For up to 10,000 years before the arrival of the first European explorers, current-day Vancouver and the surrounding region was home to members of the Coast Salish First Nations peoples. The First Nations remain a vibrant part of Vancouver today, comprising nearly three percent of the population and making enormous contributions to artistic and cultural life.
Perhaps the best way to understand the rich history of Vancouver's Aboriginal peoples is a visit to the Museum of Anthropology at the University of British Columbia. Thousands of artifacts, from totem poles to canoes, blankets and carvings, tell the story of British Columbia's original inhabitants. Meanwhile, contemporary aboriginal art and carvings are on display at galleries around the city, including the esteemed Bill Reid Gallery, which features the work of Canada's most famous First Nations sculptor.
But Aboriginal culture certainly isn't confined to museums and galleries. Talking Stick, a 13-day citywide celebration of Aboriginal performance and art, is held each winter and features local and international musicians, dancers, performers and storytellers. Also, a First Nations village is set up each summer in Stanley Park, complete with traditional food, crafts and cultural performances.

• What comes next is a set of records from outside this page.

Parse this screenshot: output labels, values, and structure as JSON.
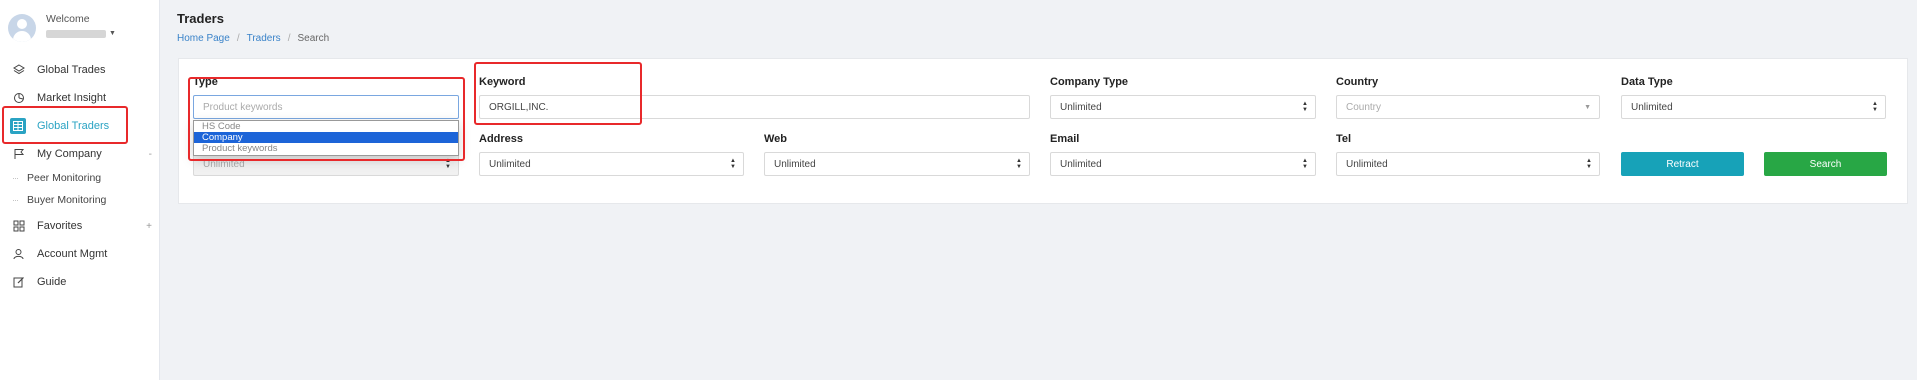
{
  "sidebar": {
    "welcome": "Welcome",
    "items": [
      {
        "label": "Global Trades",
        "icon": "layers-icon"
      },
      {
        "label": "Market Insight",
        "icon": "pie-chart-icon"
      },
      {
        "label": "Global Traders",
        "icon": "table-icon",
        "active": true
      },
      {
        "label": "My Company",
        "icon": "flag-icon",
        "suffix": "-"
      },
      {
        "label": "Peer Monitoring",
        "sub": true
      },
      {
        "label": "Buyer Monitoring",
        "sub": true
      },
      {
        "label": "Favorites",
        "icon": "grid-icon",
        "suffix": "+"
      },
      {
        "label": "Account Mgmt",
        "icon": "user-settings-icon"
      },
      {
        "label": "Guide",
        "icon": "edit-icon"
      }
    ]
  },
  "header": {
    "title": "Traders",
    "breadcrumb": [
      "Home Page",
      "Traders",
      "Search"
    ]
  },
  "form": {
    "type": {
      "label": "Type",
      "placeholder": "Product keywords",
      "value": "Unlimited"
    },
    "keyword": {
      "label": "Keyword",
      "value": "ORGILL,INC."
    },
    "company_type": {
      "label": "Company Type",
      "value": "Unlimited"
    },
    "country": {
      "label": "Country",
      "placeholder": "Country"
    },
    "data_type": {
      "label": "Data Type",
      "value": "Unlimited"
    },
    "address": {
      "label": "Address",
      "value": "Unlimited"
    },
    "web": {
      "label": "Web",
      "value": "Unlimited"
    },
    "email": {
      "label": "Email",
      "value": "Unlimited"
    },
    "tel": {
      "label": "Tel",
      "value": "Unlimited"
    },
    "retract_label": "Retract",
    "search_label": "Search"
  },
  "type_dropdown": {
    "options": [
      "HS Code",
      "Company",
      "Product keywords"
    ],
    "selected": "Company"
  },
  "colors": {
    "accent": "#2aa3c3",
    "retract": "#17a2b8",
    "search": "#28a745",
    "annotation": "#e8292b",
    "dropdown_selected": "#1c64d8"
  }
}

Finally, a range of more immersive experiences is available to visitors, from guided rides along the coast in traditional carved canoes to ceremonial salmon feasts and even bear-watching expeditions with first nations groups on nearby Vancouver Island.